Whether you are coaching a cheer, sideline, or dance routine during a game, always remember the role of the cheerleading squad is to facilitate crowd support for the team on the field or court. Although this may sound simple, it is more complicated than you might think. There are many factors involved in engaging a crowd. For example, if your squad's team is on defense and the other team is about to score a touchdown, you don't want your squad doing a “We want a touchdown!” sideline. In that situation, a simple defense chant is most appropriate. Use material to get the spectators into the game and to entertain them. They have the most fun when they feel like they are a part of the game. Through effective use of cheers, sidelines, and dances, your cheerleading squad can help create that experience.
What are Cheers, Sidelines, and Dances?
A “cheer” has a definite beginning and end and should be used during an extended break in play (pregame, time-out, or halftime). Cheers are the best way for your squad members to incorporate stunts, jumps, and tumbling to lead the crowd. The general rule is that a squad should never do a cheer while the ball is in play. Here's an example of a cheer:
All for the Saints!
Stand Up and Holler!
A “sideline,” however, repeats itself and should be the primary material used when the ball is in play. Even so, you can also use it during the extended breaks (pregame, time-outs, or halftime). Your squad members can set up and perform these sidelines in the same manner as the cheers. You can end a sideline by having the captain yell “last time” so that all of your squad members understand what to do. There is no hard and fast rule on when the stopping point is and your crowd is usually a good indicator of when to end the sideline. Here's an example of a sideline:
Gooooo, Tigers, Go!
Gooooo, Tigers, Go!
Gooooo, Tigers, Go!
Gooooo, Tigers, Go!
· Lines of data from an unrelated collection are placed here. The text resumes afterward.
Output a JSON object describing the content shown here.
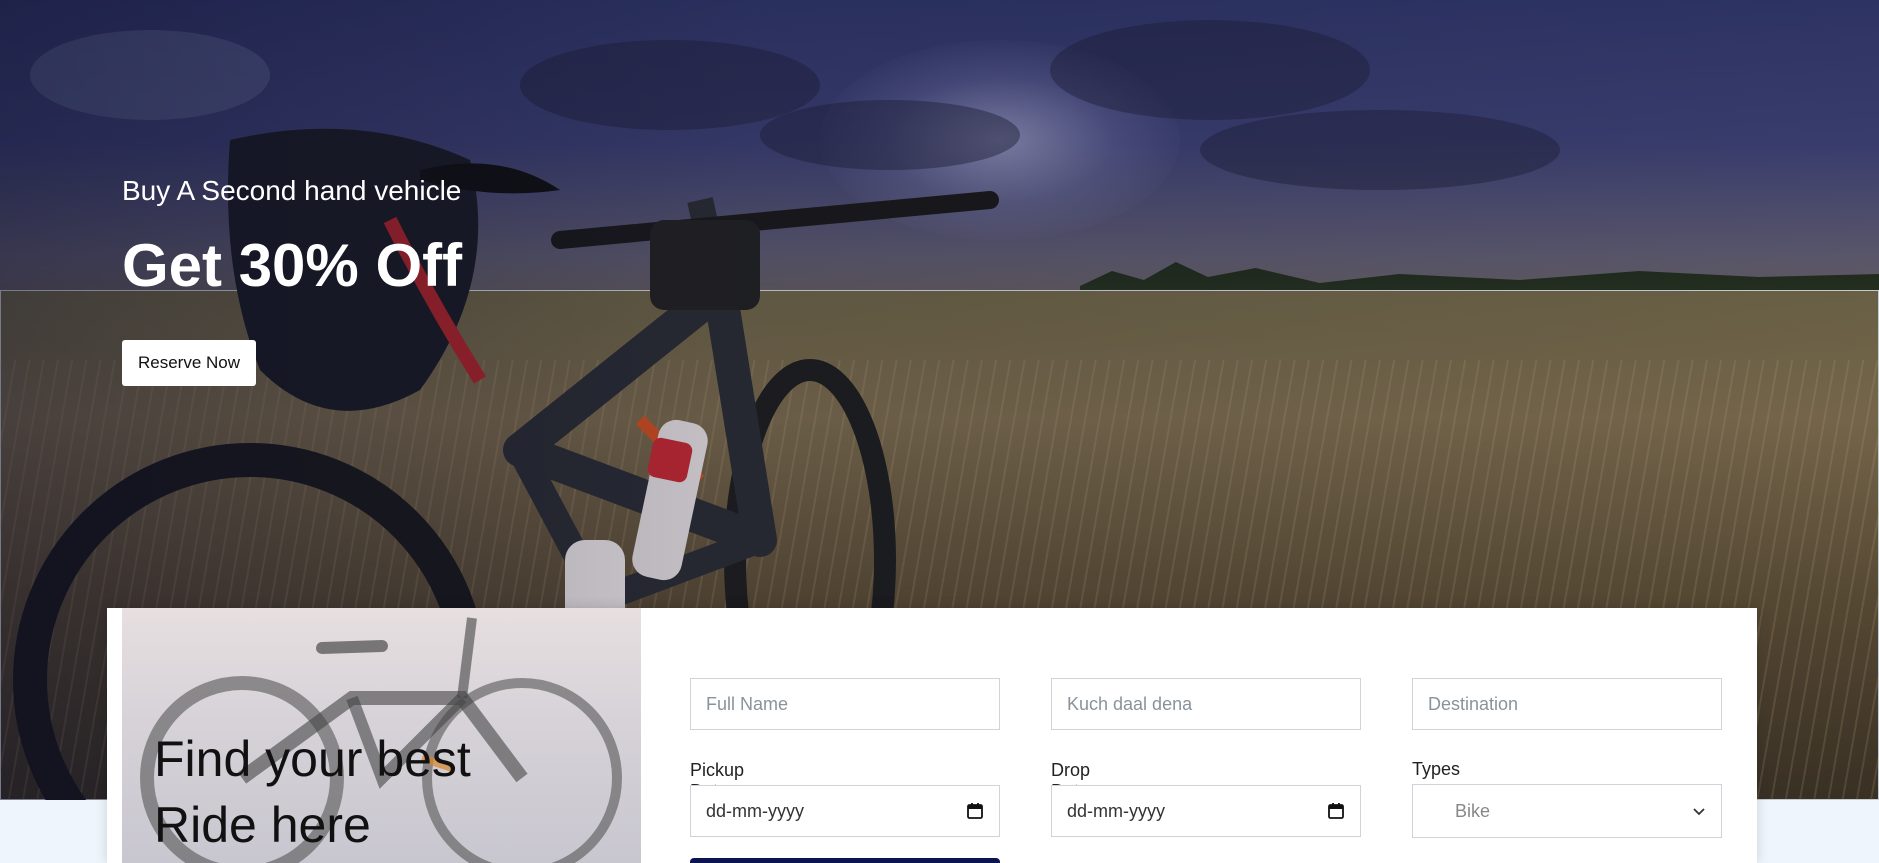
{
  "hero": {
    "subtitle": "Buy A Second hand vehicle",
    "title": "Get 30% Off",
    "cta_label": "Reserve Now"
  },
  "promo": {
    "title_line1": "Find your best",
    "title_line2": "Ride here"
  },
  "form": {
    "full_name_placeholder": "Full Name",
    "second_placeholder": "Kuch daal dena",
    "destination_placeholder": "Destination",
    "pickup_label": "Pickup Date",
    "pickup_value": "dd-mm-yyyy",
    "drop_label": "Drop Date",
    "drop_value": "dd-mm-yyyy",
    "types_label": "Types",
    "types_selected": "Bike"
  },
  "colors": {
    "submit": "#0b1350",
    "card_bg": "#ffffff",
    "page_bg": "#eef5fc"
  }
}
Dance routines are used to entertain the crowd during extended breaks, usually pregame or halftime (however, a short routine can be performed during a time-out if the game isn't too close). They are typically performed on the field or court.
Youth squads generally have only one dance per season, which they learn at a summer camp or at an organized dance class. However, you may be in a situation where you, the coach, are responsible for your squad's routine. If so, you can enlist the help of local dance instructors, teachers, coaches, or any other person with dance experience. Following are a few suggestions for creating a well-designed dance routine:
Choosing Style and Music
You have several options when choosing a style for your squad's dance. For example, you can select traditional styles, such as pom, kick, or jazz; or specialty styles, such as lyrical, modern, prop, or military. You can also combine several styles into one performance. On a related topic, as you are choosing a style of dance you will also need to select appropriate music. Here are some things to keep in mind when selecting music:
- Choose music that is easily recognized and enjoyed by your audience and that is appropriate for family viewing.
- Look for songs that have strong beginnings and endings. The first and last things the audience sees should be powerful and memorable.
- Don't use repetitive music. This may cause your audience to tune out. If you repeat choreography, that's perfectly acceptable, but it is not always necessary to repeat the music.
Choreographing the Dance
Developing choreography can be a trial-and-error experience—what works for one squad doesn't always work for another. Allow yourself leeway and don't be afraid to change your mind. Some things that show promise in your head and on paper don't always have the same effect on the performance floor. Whether this is your first time or hundredth time, always remember that creating choreography is a constant learning experience. The more you practice, the better you get!
As you are choreographing your squad's dance, know that an essential part of the dance is the blending of the different portions of the dance to make a solid routine. These transitions are a terrific way to change formations and move from one style to another smoothly. Transitions should happen quickly, free of unorganized movements and free of any collisions. Each element of your routine should be a pleasant surprise. Remember, too few transitions can make your routine boring and too many can seem chaotic. Finding these new positions easily and showcasing the strengths of your performers will add visual highlights throughout your routine.
Teaching the Dance
To successfully teach a routine, here are a few things to keep in mind:
- Be sure the routine is finished before you begin teaching. Do not second-guess how quickly your squad will learn and prepare only a certain amount. Do, however, try to determine a good stopping point about a third of the way through the routine.
- Keep your routine notes nearby in case you need to refer to them.
- Practice teaching and using correct terminology before you actually teach.
- Count as if you are performing the routine with your voice—staccato for sharp motions and smooth for fluid movement.
- Use vocal cues and lead-ins. When rehearsing, give a four-count lead before the step. Use the same tempo you wish for them to continue in. Don't forget to note the music arrangement (verse or refrain) or any changes or effects in the music.
- Use as few words as possible. Too much instruction will confuse your squad members and leave them lacking focus.
- Be specific. The more specific you are, the less the squad members will need to ask questions. Always pretend that the squad members can't see you and only by your verbal description can they learn the choreography.
- Progress at the rate of the majority of your squad—not fast enough to lose those who learn at a slower pace and not so slow that the squad members who are fast learners are bored.